They met with reporters once again near the site where Dulce Maria Alavez vanished in the Bridgeton City Park on Sept. 16. Even through a language barrier, the anxiety Dulce’s family has been through since the toddler went missing was tangible Wednesday.
Dulce’s 8-year-old aunt, Camila, held up a sign in Spanish during a news conference, praying for her niece’s safe return.
“I miss her like a lot,” she said. “I want her to come back.”
Dulce’s grandmother, Norma Perez, spoke through a translator and asked for the public’s help in a third community search of the park this Sunday at 9 a.m.. They’ll also pass out leaflets door-to-door.
“We still have hope that we still will find her,” Perez told reporters. “We will never give up the hope. She will be found.”
“We will never give up on you, Dulce Maria,” added the family’s pastor, Bernardo Garcia. “We are asking you, the public, to not give up on her.”
But they haven’t heard much from police in the last four weeks. They’re not angry — they know law enforcement is doing all they can to find Dulce.
Cumberland County Prosecutor Jennifer Webb McRae and Bridgeton Police Chief Michael Gaimari said there are no new clues in the now five-week-long search.
But there’s a good deal of rumor and confusion, which is why a Facebook group page was created to separate fact from fiction, along with anger the family feels from parts of the community.
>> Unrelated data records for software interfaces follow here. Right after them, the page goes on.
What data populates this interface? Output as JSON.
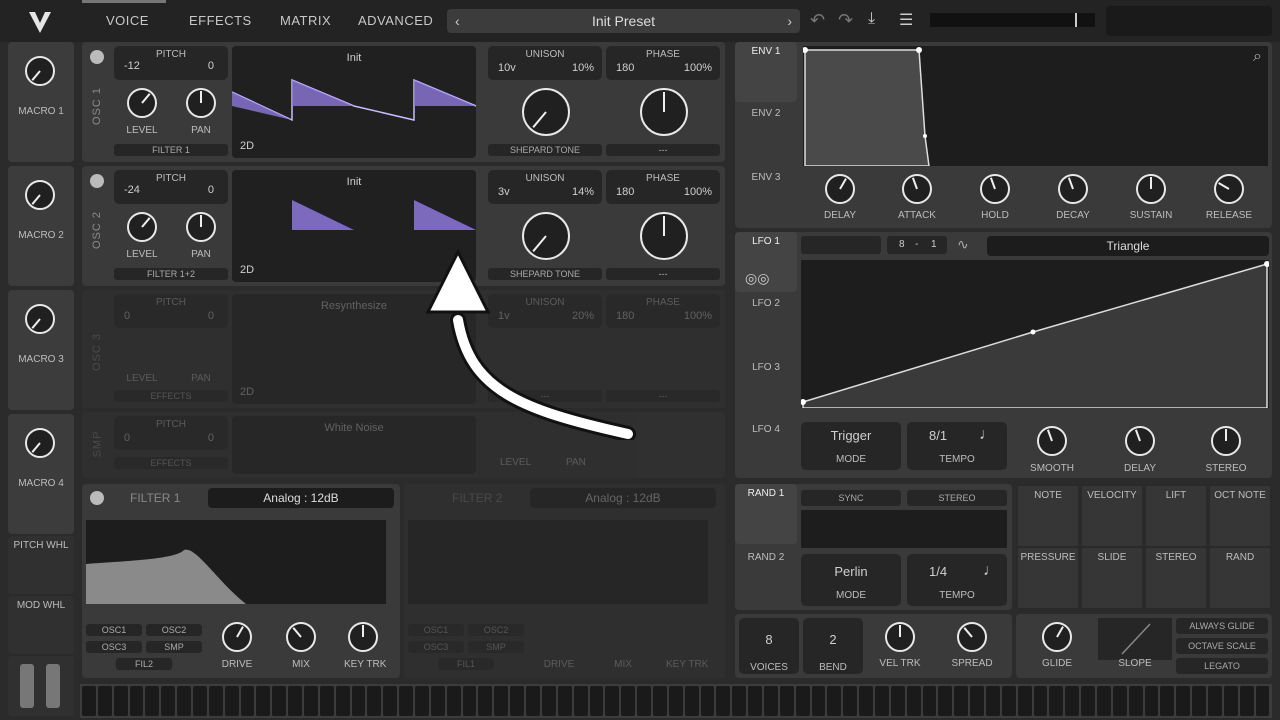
{
  "nav": {
    "tabs": [
      "VOICE",
      "EFFECTS",
      "MATRIX",
      "ADVANCED"
    ],
    "preset": "Init Preset"
  },
  "macros": [
    "MACRO 1",
    "MACRO 2",
    "MACRO 3",
    "MACRO 4"
  ],
  "wheels": [
    "PITCH WHL",
    "MOD WHL"
  ],
  "osc": [
    {
      "label": "OSC 1",
      "pitch_label": "PITCH",
      "pitch_l": "-12",
      "pitch_r": "0",
      "level": "LEVEL",
      "pan": "PAN",
      "dest": "FILTER 1",
      "wave": "Init",
      "dim": "2D",
      "unison": "UNISON",
      "uni_l": "10v",
      "uni_r": "10%",
      "phase": "PHASE",
      "ph_l": "180",
      "ph_r": "100%",
      "tone": "SHEPARD TONE",
      "ph_sel": "---"
    },
    {
      "label": "OSC 2",
      "pitch_label": "PITCH",
      "pitch_l": "-24",
      "pitch_r": "0",
      "level": "LEVEL",
      "pan": "PAN",
      "dest": "FILTER 1+2",
      "wave": "Init",
      "dim": "2D",
      "unison": "UNISON",
      "uni_l": "3v",
      "uni_r": "14%",
      "phase": "PHASE",
      "ph_l": "180",
      "ph_r": "100%",
      "tone": "SHEPARD TONE",
      "ph_sel": "---"
    },
    {
      "label": "OSC 3",
      "pitch_label": "PITCH",
      "pitch_l": "0",
      "pitch_r": "0",
      "level": "LEVEL",
      "pan": "PAN",
      "dest": "EFFECTS",
      "wave": "Resynthesize",
      "dim": "2D",
      "unison": "UNISON",
      "uni_l": "1v",
      "uni_r": "20%",
      "phase": "PHASE",
      "ph_l": "180",
      "ph_r": "100%",
      "tone": "---",
      "ph_sel": "---"
    }
  ],
  "smp": {
    "label": "SMP",
    "pitch_label": "PITCH",
    "pitch_l": "0",
    "pitch_r": "0",
    "dest": "EFFECTS",
    "sample": "White Noise",
    "level": "LEVEL",
    "pan": "PAN"
  },
  "filter1": {
    "title": "FILTER 1",
    "type": "Analog : 12dB",
    "routes": [
      "OSC1",
      "OSC2",
      "OSC3",
      "SMP",
      "FIL2"
    ],
    "drive": "DRIVE",
    "mix": "MIX",
    "keytrk": "KEY TRK"
  },
  "filter2": {
    "title": "FILTER 2",
    "type": "Analog : 12dB",
    "routes": [
      "OSC1",
      "OSC2",
      "OSC3",
      "SMP",
      "FIL1"
    ],
    "drive": "DRIVE",
    "mix": "MIX",
    "keytrk": "KEY TRK"
  },
  "env": {
    "tabs": [
      "ENV 1",
      "ENV 2",
      "ENV 3"
    ],
    "knobs": [
      "DELAY",
      "ATTACK",
      "HOLD",
      "DECAY",
      "SUSTAIN",
      "RELEASE"
    ]
  },
  "lfo": {
    "tabs": [
      "LFO 1",
      "LFO 2",
      "LFO 3",
      "LFO 4"
    ],
    "grid_l": "8",
    "grid_sep": "-",
    "grid_r": "1",
    "shape": "Triangle",
    "mode_val": "Trigger",
    "mode": "MODE",
    "tempo_val": "8/1",
    "tempo": "TEMPO",
    "knobs": [
      "SMOOTH",
      "DELAY",
      "STEREO"
    ]
  },
  "rand": {
    "tabs": [
      "RAND 1",
      "RAND 2"
    ],
    "sync": "SYNC",
    "stereo": "STEREO",
    "mode_val": "Perlin",
    "mode": "MODE",
    "tempo_val": "1/4",
    "tempo": "TEMPO"
  },
  "mods": [
    "NOTE",
    "VELOCITY",
    "LIFT",
    "OCT NOTE",
    "PRESSURE",
    "SLIDE",
    "STEREO",
    "RAND"
  ],
  "voice": {
    "voices_val": "8",
    "voices": "VOICES",
    "bend_val": "2",
    "bend": "BEND",
    "veltrk": "VEL TRK",
    "spread": "SPREAD",
    "glide": "GLIDE",
    "slope": "SLOPE",
    "always": "ALWAYS GLIDE",
    "octave": "OCTAVE SCALE",
    "legato": "LEGATO"
  },
  "colors": {
    "wave": "#9a86e0",
    "bg": "#2b2b2b",
    "panel": "#3a3a3a"
  }
}
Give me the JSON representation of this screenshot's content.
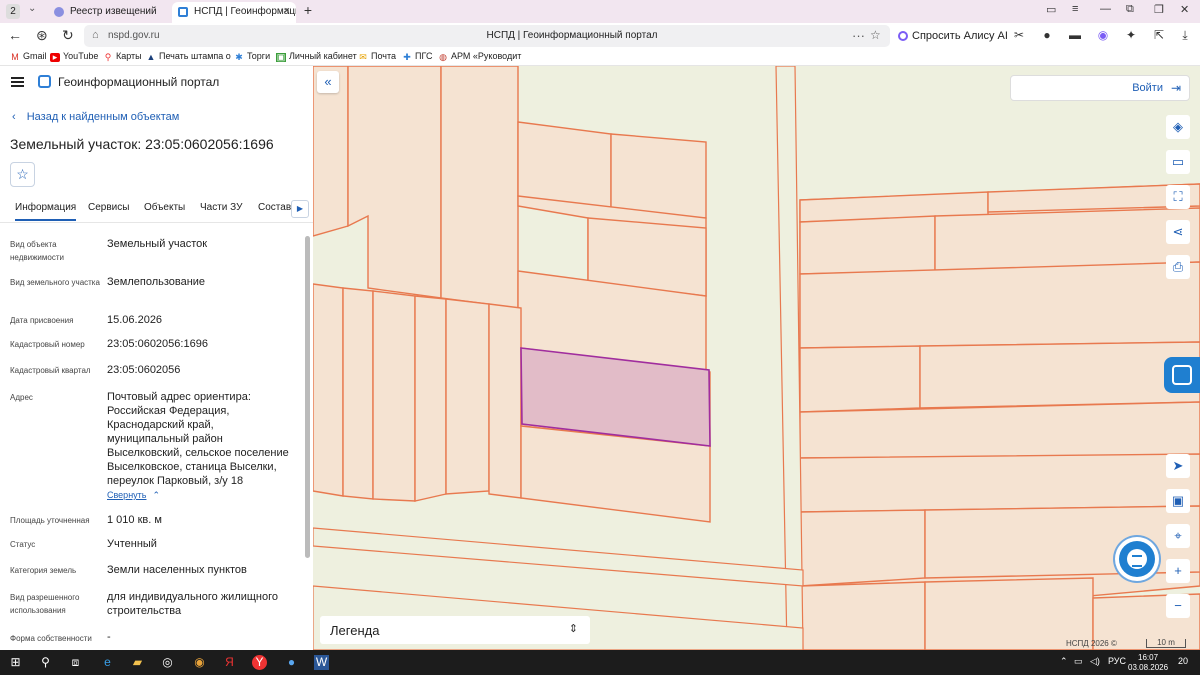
{
  "browser": {
    "tab_count": "2",
    "tabs": [
      {
        "title": "Реестр извещений",
        "active": false
      },
      {
        "title": "НСПД | Геоинформаци",
        "active": true
      }
    ],
    "url": "nspd.gov.ru",
    "page_title": "НСПД | Геоинформационный портал",
    "alice_label": "Спросить Алису AI",
    "bookmarks": [
      "Gmail",
      "YouTube",
      "Карты",
      "Печать штампа о",
      "Торги",
      "Личный кабинет",
      "Почта",
      "ПГС",
      "АРМ «Руководит"
    ]
  },
  "panel": {
    "portal_title": "Геоинформационный портал",
    "back_label": "Назад к найденным объектам",
    "title": "Земельный участок: 23:05:0602056:1696",
    "tabs": [
      "Информация",
      "Сервисы",
      "Объекты",
      "Части ЗУ",
      "Состав"
    ],
    "fields": [
      {
        "label": "Вид объекта недвижимости",
        "value": "Земельный участок"
      },
      {
        "label": "Вид земельного участка",
        "value": "Землепользование"
      },
      {
        "label": "Дата присвоения",
        "value": "15.06.2026"
      },
      {
        "label": "Кадастровый номер",
        "value": "23:05:0602056:1696"
      },
      {
        "label": "Кадастровый квартал",
        "value": "23:05:0602056"
      },
      {
        "label": "Адрес",
        "value": "Почтовый адрес ориентира: Российская Федерация, Краснодарский край, муниципальный район Выселковский, сельское поселение Выселковское, станица Выселки, переулок Парковый, з/у 18"
      },
      {
        "label": "Площадь уточненная",
        "value": "1 010 кв. м"
      },
      {
        "label": "Статус",
        "value": "Учтенный"
      },
      {
        "label": "Категория земель",
        "value": "Земли населенных пунктов"
      },
      {
        "label": "Вид разрешенного использования",
        "value": "для индивидуального жилищного строительства"
      },
      {
        "label": "Форма собственности",
        "value": "-"
      }
    ],
    "collapse_label": "Свернуть"
  },
  "map": {
    "login_label": "Войти",
    "legend_label": "Легенда",
    "attribution": "НСПД 2026 ©",
    "scale_label": "10 m",
    "colors": {
      "parcel_fill": "#f5e3d2",
      "parcel_stroke": "#e8794f",
      "selected_fill": "#e2bcc8",
      "selected_stroke": "#a02d9e",
      "road_fill": "#eef0df",
      "accent": "#1f7fd0"
    }
  },
  "taskbar": {
    "lang": "РУС",
    "time": "16:07",
    "date": "03.08.2026",
    "notifications": "20"
  }
}
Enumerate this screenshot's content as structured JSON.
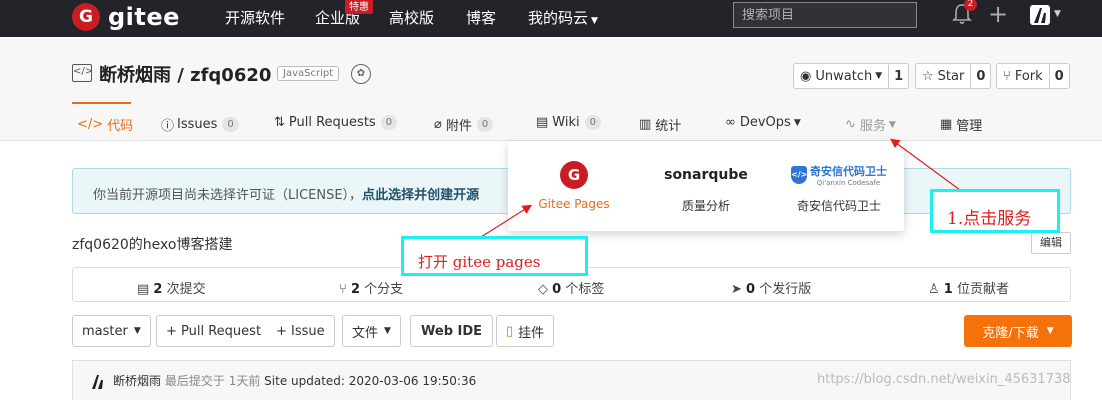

Family spokeswoman Jackie Rodriguez added, “We have the good and we have the bad. We have people who have hope and we have people who don’t have hope. It’s hard to not lower yourself to the people who are just out there bullying and criticizing. There’s a lot of evil out there, and it’s sad.”
There have been other issues, too, including GoFundMe efforts made ostensibly in Dulce’s name but without the family’s knowledge or consent.